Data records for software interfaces

• • • • •

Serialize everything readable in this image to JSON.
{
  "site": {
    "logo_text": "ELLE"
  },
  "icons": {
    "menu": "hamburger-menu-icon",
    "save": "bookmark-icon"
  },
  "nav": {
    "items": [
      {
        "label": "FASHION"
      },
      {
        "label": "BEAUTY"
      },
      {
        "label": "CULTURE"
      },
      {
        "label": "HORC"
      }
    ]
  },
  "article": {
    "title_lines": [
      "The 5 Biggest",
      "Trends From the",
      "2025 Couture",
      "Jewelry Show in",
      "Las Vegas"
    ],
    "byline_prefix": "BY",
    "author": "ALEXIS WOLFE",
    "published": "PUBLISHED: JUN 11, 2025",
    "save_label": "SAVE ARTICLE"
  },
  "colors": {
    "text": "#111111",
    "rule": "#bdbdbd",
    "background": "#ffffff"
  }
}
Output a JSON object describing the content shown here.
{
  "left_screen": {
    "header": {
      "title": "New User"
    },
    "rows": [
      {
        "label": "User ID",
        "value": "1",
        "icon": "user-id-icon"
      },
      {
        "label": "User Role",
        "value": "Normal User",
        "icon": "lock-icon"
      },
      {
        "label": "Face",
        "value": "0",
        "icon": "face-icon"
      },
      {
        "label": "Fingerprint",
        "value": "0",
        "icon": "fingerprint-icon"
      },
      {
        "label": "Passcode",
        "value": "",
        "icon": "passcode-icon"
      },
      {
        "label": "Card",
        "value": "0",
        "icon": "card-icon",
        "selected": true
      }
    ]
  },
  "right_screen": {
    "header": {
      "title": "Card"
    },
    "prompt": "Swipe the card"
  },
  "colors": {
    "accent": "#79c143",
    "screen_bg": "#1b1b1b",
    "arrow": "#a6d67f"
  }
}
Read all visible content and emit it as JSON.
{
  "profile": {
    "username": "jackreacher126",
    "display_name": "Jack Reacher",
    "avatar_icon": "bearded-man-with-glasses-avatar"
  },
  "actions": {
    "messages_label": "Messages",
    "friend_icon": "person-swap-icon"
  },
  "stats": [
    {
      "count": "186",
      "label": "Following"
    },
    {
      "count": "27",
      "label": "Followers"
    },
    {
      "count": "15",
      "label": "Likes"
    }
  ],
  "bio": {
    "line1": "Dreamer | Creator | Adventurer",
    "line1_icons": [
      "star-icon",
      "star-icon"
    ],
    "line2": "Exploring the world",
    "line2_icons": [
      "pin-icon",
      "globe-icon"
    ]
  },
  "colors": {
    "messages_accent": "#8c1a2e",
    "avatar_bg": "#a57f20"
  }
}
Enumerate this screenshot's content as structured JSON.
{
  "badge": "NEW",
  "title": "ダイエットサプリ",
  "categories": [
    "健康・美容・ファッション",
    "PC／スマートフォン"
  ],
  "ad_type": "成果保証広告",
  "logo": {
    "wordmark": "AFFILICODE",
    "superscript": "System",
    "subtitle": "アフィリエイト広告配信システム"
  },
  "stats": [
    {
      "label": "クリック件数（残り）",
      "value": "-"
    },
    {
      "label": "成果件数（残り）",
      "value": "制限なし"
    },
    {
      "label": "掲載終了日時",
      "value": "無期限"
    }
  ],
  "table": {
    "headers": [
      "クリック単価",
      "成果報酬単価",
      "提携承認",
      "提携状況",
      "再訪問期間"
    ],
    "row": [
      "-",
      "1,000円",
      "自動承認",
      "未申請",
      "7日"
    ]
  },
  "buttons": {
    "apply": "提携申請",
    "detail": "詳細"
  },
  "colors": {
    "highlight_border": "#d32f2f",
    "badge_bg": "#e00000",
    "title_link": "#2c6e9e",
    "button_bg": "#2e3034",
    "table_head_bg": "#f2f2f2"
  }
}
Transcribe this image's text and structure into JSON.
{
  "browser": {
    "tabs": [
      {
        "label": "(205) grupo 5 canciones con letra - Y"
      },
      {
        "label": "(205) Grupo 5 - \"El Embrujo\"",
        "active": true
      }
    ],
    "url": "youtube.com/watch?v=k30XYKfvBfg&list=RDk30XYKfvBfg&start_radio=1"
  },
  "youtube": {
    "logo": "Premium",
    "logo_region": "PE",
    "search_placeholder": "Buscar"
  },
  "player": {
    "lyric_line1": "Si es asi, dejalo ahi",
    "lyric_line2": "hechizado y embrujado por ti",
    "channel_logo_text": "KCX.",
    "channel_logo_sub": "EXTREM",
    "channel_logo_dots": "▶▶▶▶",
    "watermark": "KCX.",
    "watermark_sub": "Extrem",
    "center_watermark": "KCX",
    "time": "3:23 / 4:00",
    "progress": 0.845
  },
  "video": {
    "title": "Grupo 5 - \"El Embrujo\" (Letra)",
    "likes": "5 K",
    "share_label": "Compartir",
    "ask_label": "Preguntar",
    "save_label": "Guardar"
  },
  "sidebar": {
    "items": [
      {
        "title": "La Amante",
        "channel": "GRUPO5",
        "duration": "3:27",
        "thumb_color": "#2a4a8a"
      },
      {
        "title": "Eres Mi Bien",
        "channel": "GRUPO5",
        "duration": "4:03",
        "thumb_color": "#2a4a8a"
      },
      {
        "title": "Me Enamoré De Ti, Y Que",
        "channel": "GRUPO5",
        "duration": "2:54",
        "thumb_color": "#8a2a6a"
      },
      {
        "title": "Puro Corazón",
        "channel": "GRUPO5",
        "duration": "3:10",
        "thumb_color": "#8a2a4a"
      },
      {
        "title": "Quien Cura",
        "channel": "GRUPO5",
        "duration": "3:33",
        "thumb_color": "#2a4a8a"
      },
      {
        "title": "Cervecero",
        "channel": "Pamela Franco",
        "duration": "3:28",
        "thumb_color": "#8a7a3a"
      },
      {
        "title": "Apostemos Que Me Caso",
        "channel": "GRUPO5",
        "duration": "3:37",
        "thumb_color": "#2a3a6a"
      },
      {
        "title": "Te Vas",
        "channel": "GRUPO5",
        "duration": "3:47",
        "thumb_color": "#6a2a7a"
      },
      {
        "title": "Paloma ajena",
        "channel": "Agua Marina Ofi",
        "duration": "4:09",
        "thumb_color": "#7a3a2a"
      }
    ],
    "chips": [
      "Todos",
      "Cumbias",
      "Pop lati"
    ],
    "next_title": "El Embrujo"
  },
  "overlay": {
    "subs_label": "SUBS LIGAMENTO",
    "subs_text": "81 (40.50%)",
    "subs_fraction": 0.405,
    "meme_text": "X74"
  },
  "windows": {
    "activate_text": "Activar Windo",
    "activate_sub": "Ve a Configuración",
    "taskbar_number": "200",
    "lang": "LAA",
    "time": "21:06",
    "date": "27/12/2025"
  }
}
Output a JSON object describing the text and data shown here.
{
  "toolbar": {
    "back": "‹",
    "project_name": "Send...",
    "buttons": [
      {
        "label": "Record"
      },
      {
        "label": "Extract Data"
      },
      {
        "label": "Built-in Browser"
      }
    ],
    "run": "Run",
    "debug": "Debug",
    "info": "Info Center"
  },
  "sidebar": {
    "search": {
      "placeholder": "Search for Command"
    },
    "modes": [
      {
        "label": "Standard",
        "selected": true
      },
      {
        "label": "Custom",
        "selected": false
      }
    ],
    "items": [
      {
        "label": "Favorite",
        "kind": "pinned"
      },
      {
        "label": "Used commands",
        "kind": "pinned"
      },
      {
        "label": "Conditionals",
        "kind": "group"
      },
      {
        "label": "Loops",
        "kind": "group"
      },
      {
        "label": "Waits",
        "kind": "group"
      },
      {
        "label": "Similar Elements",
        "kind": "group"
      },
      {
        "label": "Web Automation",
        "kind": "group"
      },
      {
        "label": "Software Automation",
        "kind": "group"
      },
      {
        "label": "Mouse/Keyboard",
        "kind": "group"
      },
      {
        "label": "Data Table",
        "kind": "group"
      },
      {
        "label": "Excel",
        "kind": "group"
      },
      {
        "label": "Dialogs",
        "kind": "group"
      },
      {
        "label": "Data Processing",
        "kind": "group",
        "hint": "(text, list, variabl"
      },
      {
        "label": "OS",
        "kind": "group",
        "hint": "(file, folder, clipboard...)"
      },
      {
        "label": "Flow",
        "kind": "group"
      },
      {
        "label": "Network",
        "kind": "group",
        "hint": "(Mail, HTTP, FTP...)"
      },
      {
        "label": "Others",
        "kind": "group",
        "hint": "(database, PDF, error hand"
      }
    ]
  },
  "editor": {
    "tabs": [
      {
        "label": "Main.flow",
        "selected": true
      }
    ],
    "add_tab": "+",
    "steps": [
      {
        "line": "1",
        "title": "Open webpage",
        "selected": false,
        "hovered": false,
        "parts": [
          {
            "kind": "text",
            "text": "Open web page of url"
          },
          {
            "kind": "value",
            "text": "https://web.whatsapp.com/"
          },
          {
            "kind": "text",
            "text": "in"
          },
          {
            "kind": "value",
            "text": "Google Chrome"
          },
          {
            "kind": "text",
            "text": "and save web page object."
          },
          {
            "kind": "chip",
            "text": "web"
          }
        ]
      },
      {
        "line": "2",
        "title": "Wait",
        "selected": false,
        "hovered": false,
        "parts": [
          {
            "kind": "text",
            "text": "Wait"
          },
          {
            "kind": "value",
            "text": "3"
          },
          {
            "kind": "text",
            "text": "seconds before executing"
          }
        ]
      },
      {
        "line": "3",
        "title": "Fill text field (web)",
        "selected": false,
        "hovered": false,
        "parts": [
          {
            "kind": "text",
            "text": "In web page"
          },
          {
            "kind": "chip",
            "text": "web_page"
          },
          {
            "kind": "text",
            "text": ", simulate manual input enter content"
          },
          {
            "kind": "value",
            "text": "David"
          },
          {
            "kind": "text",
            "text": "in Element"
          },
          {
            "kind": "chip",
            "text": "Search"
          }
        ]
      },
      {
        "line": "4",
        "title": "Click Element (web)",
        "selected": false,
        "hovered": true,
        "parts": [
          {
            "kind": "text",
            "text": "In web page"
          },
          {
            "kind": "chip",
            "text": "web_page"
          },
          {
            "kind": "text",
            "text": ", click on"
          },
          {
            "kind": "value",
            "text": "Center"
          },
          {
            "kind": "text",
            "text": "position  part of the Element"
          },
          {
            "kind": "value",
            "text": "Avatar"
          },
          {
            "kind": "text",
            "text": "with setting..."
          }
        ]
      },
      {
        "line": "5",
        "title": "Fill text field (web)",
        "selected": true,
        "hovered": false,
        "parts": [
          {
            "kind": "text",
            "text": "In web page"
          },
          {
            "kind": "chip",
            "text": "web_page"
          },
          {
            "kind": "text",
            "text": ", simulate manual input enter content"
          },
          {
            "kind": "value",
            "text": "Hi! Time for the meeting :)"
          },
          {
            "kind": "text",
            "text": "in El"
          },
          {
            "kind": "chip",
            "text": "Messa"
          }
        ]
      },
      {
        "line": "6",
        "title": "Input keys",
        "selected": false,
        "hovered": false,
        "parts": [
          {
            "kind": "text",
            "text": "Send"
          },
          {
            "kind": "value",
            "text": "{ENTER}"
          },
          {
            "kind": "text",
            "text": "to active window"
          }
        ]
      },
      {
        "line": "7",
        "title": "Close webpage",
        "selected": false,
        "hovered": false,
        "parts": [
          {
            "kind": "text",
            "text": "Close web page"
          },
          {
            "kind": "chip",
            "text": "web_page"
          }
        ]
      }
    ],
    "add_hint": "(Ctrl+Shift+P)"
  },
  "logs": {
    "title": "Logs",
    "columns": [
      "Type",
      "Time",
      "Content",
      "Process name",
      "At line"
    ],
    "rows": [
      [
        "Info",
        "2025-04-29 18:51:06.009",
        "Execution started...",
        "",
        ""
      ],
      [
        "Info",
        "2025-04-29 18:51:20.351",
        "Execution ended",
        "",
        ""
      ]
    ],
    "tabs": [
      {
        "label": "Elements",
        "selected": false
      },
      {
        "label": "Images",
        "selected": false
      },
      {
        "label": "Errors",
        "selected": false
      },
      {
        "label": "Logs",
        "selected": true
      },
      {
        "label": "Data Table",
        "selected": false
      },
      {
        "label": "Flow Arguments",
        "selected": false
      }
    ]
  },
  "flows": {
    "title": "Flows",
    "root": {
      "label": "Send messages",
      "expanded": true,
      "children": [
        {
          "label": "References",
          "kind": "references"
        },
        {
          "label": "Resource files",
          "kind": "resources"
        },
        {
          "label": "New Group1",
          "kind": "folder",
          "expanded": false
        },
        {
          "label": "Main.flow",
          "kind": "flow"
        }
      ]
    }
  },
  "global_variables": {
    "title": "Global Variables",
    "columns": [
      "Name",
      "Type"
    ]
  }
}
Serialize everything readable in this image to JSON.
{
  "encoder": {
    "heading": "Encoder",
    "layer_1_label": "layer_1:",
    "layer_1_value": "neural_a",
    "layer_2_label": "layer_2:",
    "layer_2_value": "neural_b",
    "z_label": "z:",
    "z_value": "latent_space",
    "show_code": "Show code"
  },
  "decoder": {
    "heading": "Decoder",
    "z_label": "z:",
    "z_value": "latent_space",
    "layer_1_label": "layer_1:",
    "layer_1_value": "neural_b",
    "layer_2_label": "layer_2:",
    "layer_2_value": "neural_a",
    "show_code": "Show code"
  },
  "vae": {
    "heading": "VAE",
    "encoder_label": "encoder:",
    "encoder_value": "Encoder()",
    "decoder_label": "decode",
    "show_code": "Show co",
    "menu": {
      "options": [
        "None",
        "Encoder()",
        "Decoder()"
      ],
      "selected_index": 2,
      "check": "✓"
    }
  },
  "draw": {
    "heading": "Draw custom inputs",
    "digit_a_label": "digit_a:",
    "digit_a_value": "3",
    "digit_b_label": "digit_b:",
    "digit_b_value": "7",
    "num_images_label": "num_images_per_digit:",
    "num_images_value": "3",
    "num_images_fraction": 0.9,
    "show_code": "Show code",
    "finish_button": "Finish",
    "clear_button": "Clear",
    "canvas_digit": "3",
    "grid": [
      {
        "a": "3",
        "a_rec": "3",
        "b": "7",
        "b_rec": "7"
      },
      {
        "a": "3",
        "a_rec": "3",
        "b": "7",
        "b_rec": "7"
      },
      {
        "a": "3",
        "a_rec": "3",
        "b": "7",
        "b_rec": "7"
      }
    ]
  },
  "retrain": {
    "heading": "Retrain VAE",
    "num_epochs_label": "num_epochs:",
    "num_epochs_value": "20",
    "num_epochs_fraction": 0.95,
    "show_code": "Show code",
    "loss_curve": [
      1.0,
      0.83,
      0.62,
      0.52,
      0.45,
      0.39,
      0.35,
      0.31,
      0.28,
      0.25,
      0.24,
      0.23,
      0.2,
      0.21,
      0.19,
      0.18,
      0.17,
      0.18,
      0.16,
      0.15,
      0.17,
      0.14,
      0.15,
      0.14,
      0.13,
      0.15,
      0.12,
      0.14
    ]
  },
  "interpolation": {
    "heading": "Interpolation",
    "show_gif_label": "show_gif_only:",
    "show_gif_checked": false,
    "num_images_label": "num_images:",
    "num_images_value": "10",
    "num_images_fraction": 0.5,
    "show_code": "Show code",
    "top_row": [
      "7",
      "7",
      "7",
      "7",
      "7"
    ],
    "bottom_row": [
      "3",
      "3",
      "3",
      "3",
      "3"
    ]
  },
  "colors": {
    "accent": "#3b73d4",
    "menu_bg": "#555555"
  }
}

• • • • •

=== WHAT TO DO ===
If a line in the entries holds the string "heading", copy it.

=== EXERCISE SOLUTION ===
    "heading": "Encoder",
    "heading": "Decoder",
    "heading": "VAE",
    "heading": "Draw custom inputs",
    "heading": "Retrain VAE",
    "heading": "Interpolation",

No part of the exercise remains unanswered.